    T R I N I T Y R O S E L L E 1 0 0 Y E A R A N N I V E R S A R Y

    congregations for the purpose of organizing the first church in Roselle, a village of 215 residents. The founding fathers of this new church were Conrad Biesterfeld, William Bokelman, Henry Botterman, Fred Haak , J. Henry Hattendorf, August Scharlau, Henry Steinbeck, Carl Trost, and Adolph Troyke. (These original nine families were part of the Roselle Lutheran School District.)

    On September 12, 1910, the men of the nine families signed the charter for Trinity Evangelical Lutheran Congregation. This new congregation would become what we now know as Trinity Lutheran Church. The first church building was located on the corner of Elm Court and Park Street in Roselle. The cornerstone was laid October 2, 1910, and a mere three months later, the building was dedicated on January 29, 1911. Though Trinity’s church is no longer there, the building remains and is currently the home of another Christian congregation.

    The new church was named Deutsche Evangelisch Lutherische Dreienigkeits Gemeinde, but was changed to Trinity Evangelical Lutheran Congregation Unaltered Augsburg Confession (U.A.C.) in 1926. The church soon affiliated with the International Lutheran Church–Missouri Synod. Reverend Gottlob Theiss, of Schaumburg, served the congregation for about a year. After church services, there was Sunday school for the children, called Christenlehre.

    The building and land cost a total of $8,650, and the church seated approximately 325 people. German services were predominant until 1926, when a German and English service was held most Sundays. The

    decline in the popularity of German and change in the ancestral background of the local population led Trinity to discontinue German services in 1956, except for occasional Sundays.

    The new church had steps around the east and north sides that led to the bell tower, which was also the church’s entrance. A section of pews, with an aisle on each side, was in the middle of the church. The men sat on the east side of the church, while the women and young children sat on the west side. School-age children sat in the front pews. Lighting for Trinity Lutheran Church was provided by lantern or by candlelight until about 1917.

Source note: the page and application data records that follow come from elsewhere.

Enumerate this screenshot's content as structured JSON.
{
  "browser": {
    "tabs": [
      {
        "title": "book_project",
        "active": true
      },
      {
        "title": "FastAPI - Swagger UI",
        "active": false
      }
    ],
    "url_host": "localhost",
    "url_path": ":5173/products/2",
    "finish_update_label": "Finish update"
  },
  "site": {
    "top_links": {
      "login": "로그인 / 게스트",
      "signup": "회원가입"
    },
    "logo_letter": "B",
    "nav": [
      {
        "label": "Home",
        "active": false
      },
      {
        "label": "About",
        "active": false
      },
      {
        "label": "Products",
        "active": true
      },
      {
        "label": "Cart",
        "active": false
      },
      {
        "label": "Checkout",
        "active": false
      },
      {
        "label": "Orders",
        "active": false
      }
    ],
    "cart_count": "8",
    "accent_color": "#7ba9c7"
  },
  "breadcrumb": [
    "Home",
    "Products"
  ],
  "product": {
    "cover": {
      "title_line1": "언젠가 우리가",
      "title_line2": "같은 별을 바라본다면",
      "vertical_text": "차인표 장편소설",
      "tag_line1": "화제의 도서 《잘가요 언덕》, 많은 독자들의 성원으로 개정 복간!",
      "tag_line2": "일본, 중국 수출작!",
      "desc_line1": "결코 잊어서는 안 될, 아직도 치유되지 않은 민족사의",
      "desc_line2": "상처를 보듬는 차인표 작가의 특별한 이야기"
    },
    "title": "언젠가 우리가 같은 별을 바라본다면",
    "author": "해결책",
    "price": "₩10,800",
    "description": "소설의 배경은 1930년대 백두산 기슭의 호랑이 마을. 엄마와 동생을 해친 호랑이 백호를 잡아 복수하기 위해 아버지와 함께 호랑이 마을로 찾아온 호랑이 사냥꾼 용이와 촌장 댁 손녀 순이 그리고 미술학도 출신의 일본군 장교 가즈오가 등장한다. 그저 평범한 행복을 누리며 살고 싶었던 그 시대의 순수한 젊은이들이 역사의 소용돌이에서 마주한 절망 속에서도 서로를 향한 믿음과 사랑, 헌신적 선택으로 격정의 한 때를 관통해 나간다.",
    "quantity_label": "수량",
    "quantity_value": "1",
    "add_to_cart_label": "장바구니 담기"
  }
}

    In 1984, longtime Trinity members Leona Boehne, Freida Cox, Marge Geils, Millie Larsen, Emilie Larson, Edna Meyer, Erwin Meyer, Viola Voelz, and were interviewed and shared their knowledge and memories of Trinity’s history. Edna Meyer explained, “The pastor stood in front of the benches. The first bench was vacant, then there was a bench for t